### PROBLEM TO WORK ON
The copy you give must match the records exactly, except that it holds no images.

(Excerpts from an interface dataset)
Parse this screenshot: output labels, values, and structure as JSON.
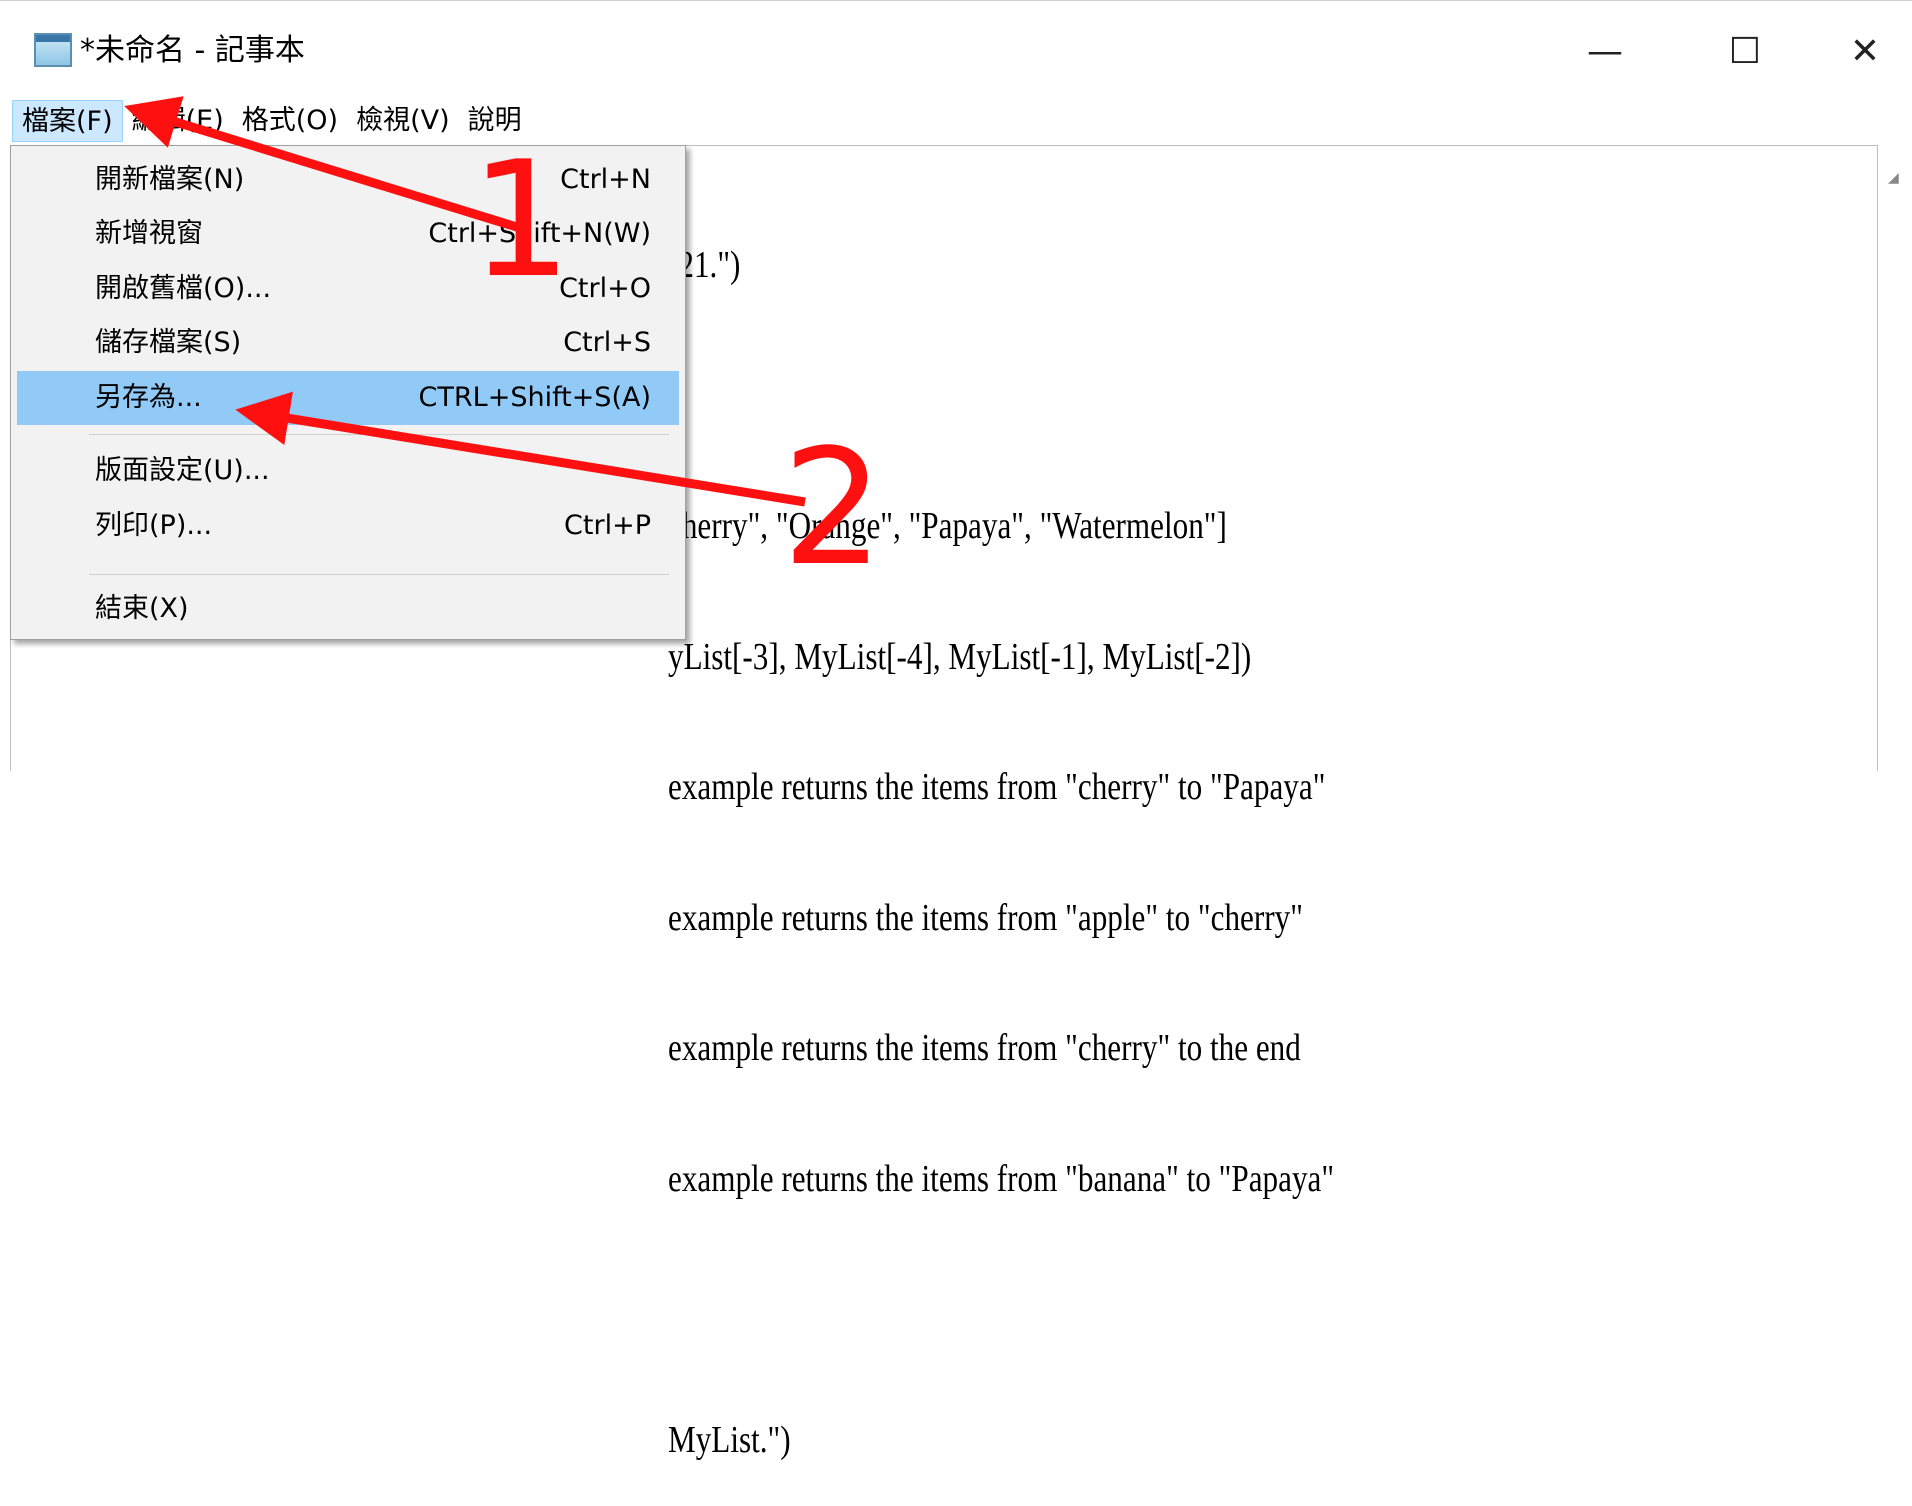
{
  "window": {
    "title": "*未命名 - 記事本",
    "minimize_glyph": "—",
    "maximize_glyph": "☐",
    "close_glyph": "✕"
  },
  "menubar": {
    "items": [
      {
        "label": "檔案(F)"
      },
      {
        "label": "編輯(E)"
      },
      {
        "label": "格式(O)"
      },
      {
        "label": "檢視(V)"
      },
      {
        "label": "說明"
      }
    ]
  },
  "file_menu": {
    "items": [
      {
        "label": "開新檔案(N)",
        "shortcut": "Ctrl+N"
      },
      {
        "label": "新增視窗",
        "shortcut": "Ctrl+Shift+N(W)"
      },
      {
        "label": "開啟舊檔(O)...",
        "shortcut": "Ctrl+O"
      },
      {
        "label": "儲存檔案(S)",
        "shortcut": "Ctrl+S"
      },
      {
        "label": "另存為...",
        "shortcut": "CTRL+Shift+S(A)"
      },
      {
        "label": "版面設定(U)...",
        "shortcut": ""
      },
      {
        "label": "列印(P)...",
        "shortcut": "Ctrl+P"
      },
      {
        "label": "結束(X)",
        "shortcut": ""
      }
    ]
  },
  "editor": {
    "lines": [
      ")21.\")",
      "",
      "cherry\", \"Orange\", \"Papaya\", \"Watermelon\"]",
      "yList[-3], MyList[-4], MyList[-1], MyList[-2])",
      "example returns the items from \"cherry\" to \"Papaya\"",
      "example returns the items from \"apple\" to \"cherry\"",
      "example returns the items from \"cherry\" to the end",
      "example returns the items from \"banana\" to \"Papaya\"",
      "",
      "MyList.\")"
    ]
  },
  "annotations": {
    "step1": "1",
    "step2": "2",
    "color": "#ff1010"
  },
  "colors": {
    "highlight": "#91c9f7",
    "menu_active": "#cce8ff"
  }
}
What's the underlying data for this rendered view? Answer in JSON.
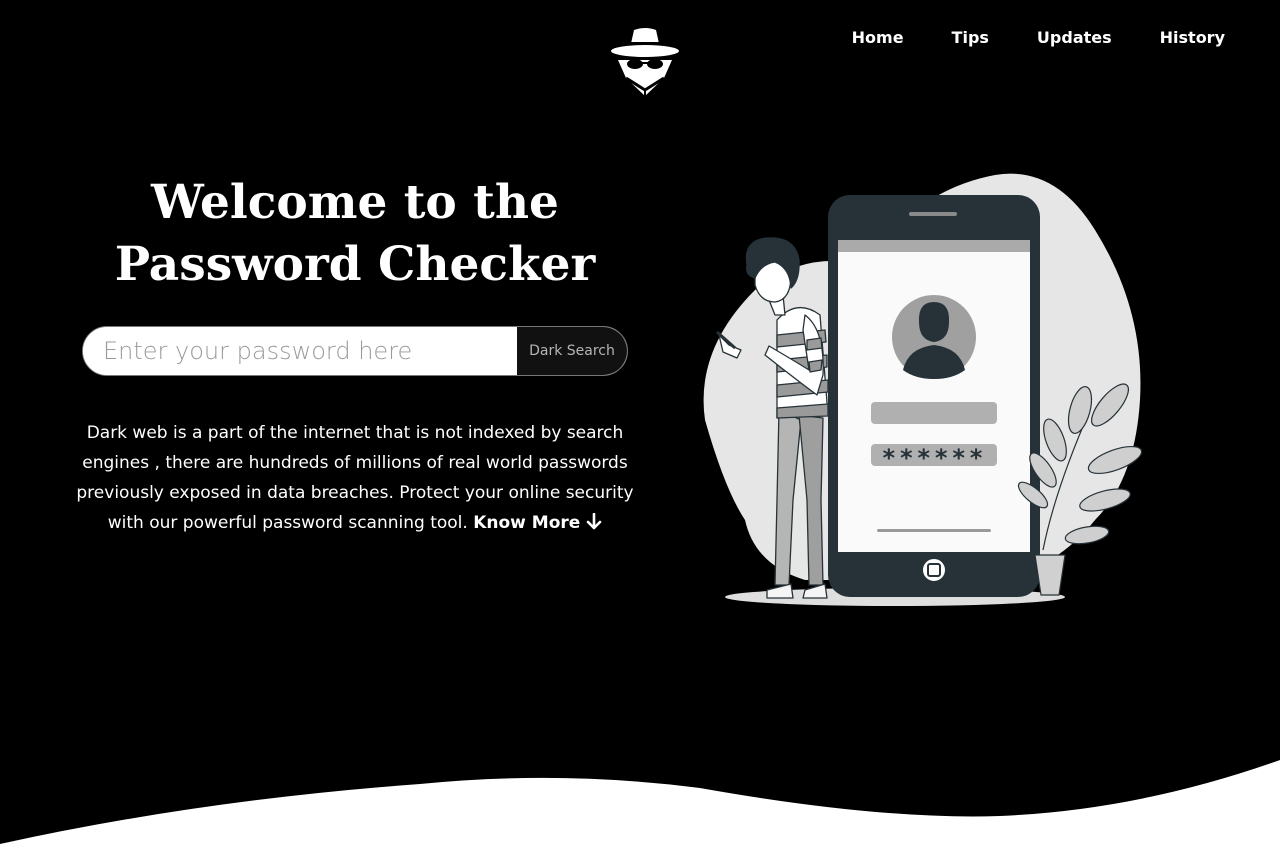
{
  "header": {
    "logo_icon": "spy-hat-glasses-icon",
    "nav": [
      {
        "label": "Home"
      },
      {
        "label": "Tips"
      },
      {
        "label": "Updates"
      },
      {
        "label": "History"
      }
    ]
  },
  "hero": {
    "title_line1": "Welcome to the",
    "title_line2": "Password Checker",
    "search": {
      "placeholder": "Enter your password here",
      "value": "",
      "button_label": "Dark Search"
    },
    "description": "Dark web is a part of the internet that is not indexed by search engines , there are hundreds of millions of real world passwords previously exposed in data breaches. Protect your online security with our powerful password scanning tool.",
    "know_more_label": "Know More",
    "know_more_icon": "arrow-down-icon"
  },
  "illustration": {
    "masked_password": "******"
  },
  "colors": {
    "background": "#000000",
    "text": "#ffffff",
    "wave": "#ffffff",
    "phone_body": "#263238",
    "illustration_gray": "#e0e0e0"
  }
}
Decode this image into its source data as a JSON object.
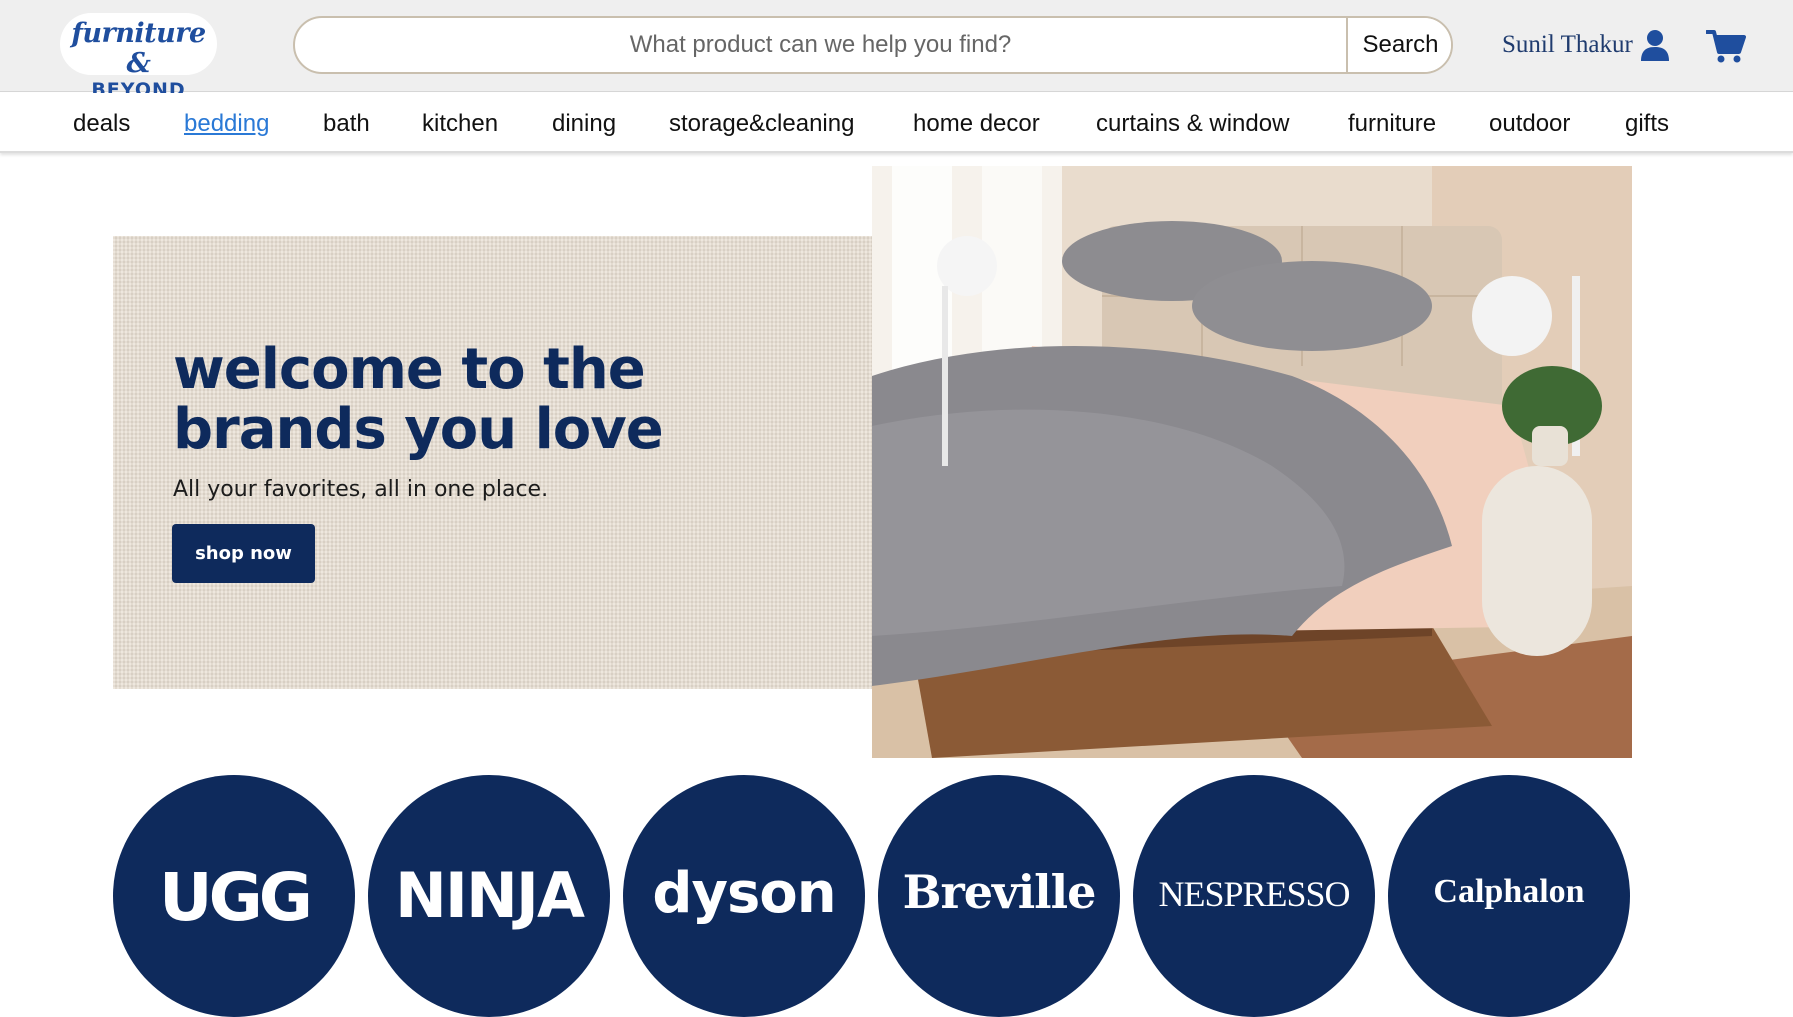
{
  "header": {
    "logo": {
      "line1": "furniture &",
      "line2": "BEYOND"
    },
    "search": {
      "placeholder": "What product can we help you find?",
      "button_label": "Search"
    },
    "user": {
      "name": "Sunil Thakur"
    },
    "icons": {
      "user": "user-icon",
      "cart": "cart-icon"
    },
    "colors": {
      "header_bg": "#efefef",
      "brand_blue": "#1f4e9e",
      "search_border": "#c9bfae"
    }
  },
  "nav": {
    "items": [
      {
        "label": "deals",
        "active": false
      },
      {
        "label": "bedding",
        "active": true
      },
      {
        "label": "bath",
        "active": false
      },
      {
        "label": "kitchen",
        "active": false
      },
      {
        "label": "dining",
        "active": false
      },
      {
        "label": "storage&cleaning",
        "active": false
      },
      {
        "label": "home decor",
        "active": false
      },
      {
        "label": "curtains & window",
        "active": false
      },
      {
        "label": "furniture",
        "active": false
      },
      {
        "label": "outdoor",
        "active": false
      },
      {
        "label": "gifts",
        "active": false
      }
    ],
    "colors": {
      "active": "#2a79d6"
    }
  },
  "hero": {
    "title_line1": "welcome to the",
    "title_line2": "brands you love",
    "subtitle": "All your favorites, all in one place.",
    "cta_label": "shop now",
    "image": "bedroom-photo",
    "colors": {
      "navy": "#0e2a5c",
      "linen": "#e6ddd0"
    }
  },
  "brands": [
    {
      "name": "UGG"
    },
    {
      "name": "NINJA"
    },
    {
      "name": "dyson"
    },
    {
      "name": "Breville"
    },
    {
      "name": "NESPRESSO"
    },
    {
      "name": "Calphalon"
    }
  ]
}
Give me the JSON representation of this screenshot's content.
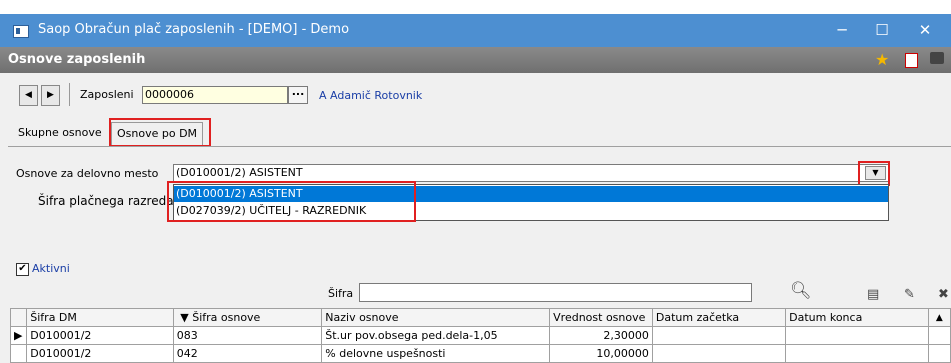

### ANSWER TO THIS EXERCISE
Parse this screenshot: output labels, values, and structure as JSON.
{
  "window": {
    "title": "*未命名 - 記事本",
    "minimize_glyph": "—",
    "maximize_glyph": "☐",
    "close_glyph": "✕"
  },
  "menubar": {
    "items": [
      {
        "label": "檔案(F)"
      },
      {
        "label": "編輯(E)"
      },
      {
        "label": "格式(O)"
      },
      {
        "label": "檢視(V)"
      },
      {
        "label": "說明"
      }
    ]
  },
  "file_menu": {
    "items": [
      {
        "label": "開新檔案(N)",
        "shortcut": "Ctrl+N"
      },
      {
        "label": "新增視窗",
        "shortcut": "Ctrl+Shift+N(W)"
      },
      {
        "label": "開啟舊檔(O)...",
        "shortcut": "Ctrl+O"
      },
      {
        "label": "儲存檔案(S)",
        "shortcut": "Ctrl+S"
      },
      {
        "label": "另存為...",
        "shortcut": "CTRL+Shift+S(A)"
      },
      {
        "label": "版面設定(U)...",
        "shortcut": ""
      },
      {
        "label": "列印(P)...",
        "shortcut": "Ctrl+P"
      },
      {
        "label": "結束(X)",
        "shortcut": ""
      }
    ]
  },
  "editor": {
    "lines": [
      ")21.\")",
      "",
      "cherry\", \"Orange\", \"Papaya\", \"Watermelon\"]",
      "yList[-3], MyList[-4], MyList[-1], MyList[-2])",
      "example returns the items from \"cherry\" to \"Papaya\"",
      "example returns the items from \"apple\" to \"cherry\"",
      "example returns the items from \"cherry\" to the end",
      "example returns the items from \"banana\" to \"Papaya\"",
      "",
      "MyList.\")"
    ]
  },
  "annotations": {
    "step1": "1",
    "step2": "2",
    "color": "#ff1010"
  },
  "colors": {
    "highlight": "#91c9f7",
    "menu_active": "#cce8ff"
  }
}
What's the underlying data for this rendered view? Answer in JSON.
{
  "header": {
    "logo_icon": "spy-hat-glasses-icon",
    "nav": [
      {
        "label": "Home"
      },
      {
        "label": "Tips"
      },
      {
        "label": "Updates"
      },
      {
        "label": "History"
      }
    ]
  },
  "hero": {
    "title_line1": "Welcome to the",
    "title_line2": "Password Checker",
    "search": {
      "placeholder": "Enter your password here",
      "value": "",
      "button_label": "Dark Search"
    },
    "description": "Dark web is a part of the internet that is not indexed by search engines , there are hundreds of millions of real world passwords previously exposed in data breaches. Protect your online security with our powerful password scanning tool.",
    "know_more_label": "Know More",
    "know_more_icon": "arrow-down-icon"
  },
  "illustration": {
    "masked_password": "******"
  },
  "colors": {
    "background": "#000000",
    "text": "#ffffff",
    "wave": "#ffffff",
    "phone_body": "#263238",
    "illustration_gray": "#e0e0e0"
  }
}
Decode this image into its source data as a JSON object.
{
  "header": {
    "logo": {
      "line1": "furniture &",
      "line2": "BEYOND"
    },
    "search": {
      "placeholder": "What product can we help you find?",
      "button_label": "Search"
    },
    "user": {
      "name": "Sunil Thakur"
    },
    "icons": {
      "user": "user-icon",
      "cart": "cart-icon"
    },
    "colors": {
      "header_bg": "#efefef",
      "brand_blue": "#1f4e9e",
      "search_border": "#c9bfae"
    }
  },
  "nav": {
    "items": [
      {
        "label": "deals",
        "active": false
      },
      {
        "label": "bedding",
        "active": true
      },
      {
        "label": "bath",
        "active": false
      },
      {
        "label": "kitchen",
        "active": false
      },
      {
        "label": "dining",
        "active": false
      },
      {
        "label": "storage&cleaning",
        "active": false
      },
      {
        "label": "home decor",
        "active": false
      },
      {
        "label": "curtains & window",
        "active": false
      },
      {
        "label": "furniture",
        "active": false
      },
      {
        "label": "outdoor",
        "active": false
      },
      {
        "label": "gifts",
        "active": false
      }
    ],
    "colors": {
      "active": "#2a79d6"
    }
  },
  "hero": {
    "title_line1": "welcome to the",
    "title_line2": "brands you love",
    "subtitle": "All your favorites, all in one place.",
    "cta_label": "shop now",
    "image": "bedroom-photo",
    "colors": {
      "navy": "#0e2a5c",
      "linen": "#e6ddd0"
    }
  },
  "brands": [
    {
      "name": "UGG"
    },
    {
      "name": "NINJA"
    },
    {
      "name": "dyson"
    },
    {
      "name": "Breville"
    },
    {
      "name": "NESPRESSO"
    },
    {
      "name": "Calphalon"
    }
  ]
}
Give me the JSON representation of this screenshot's content.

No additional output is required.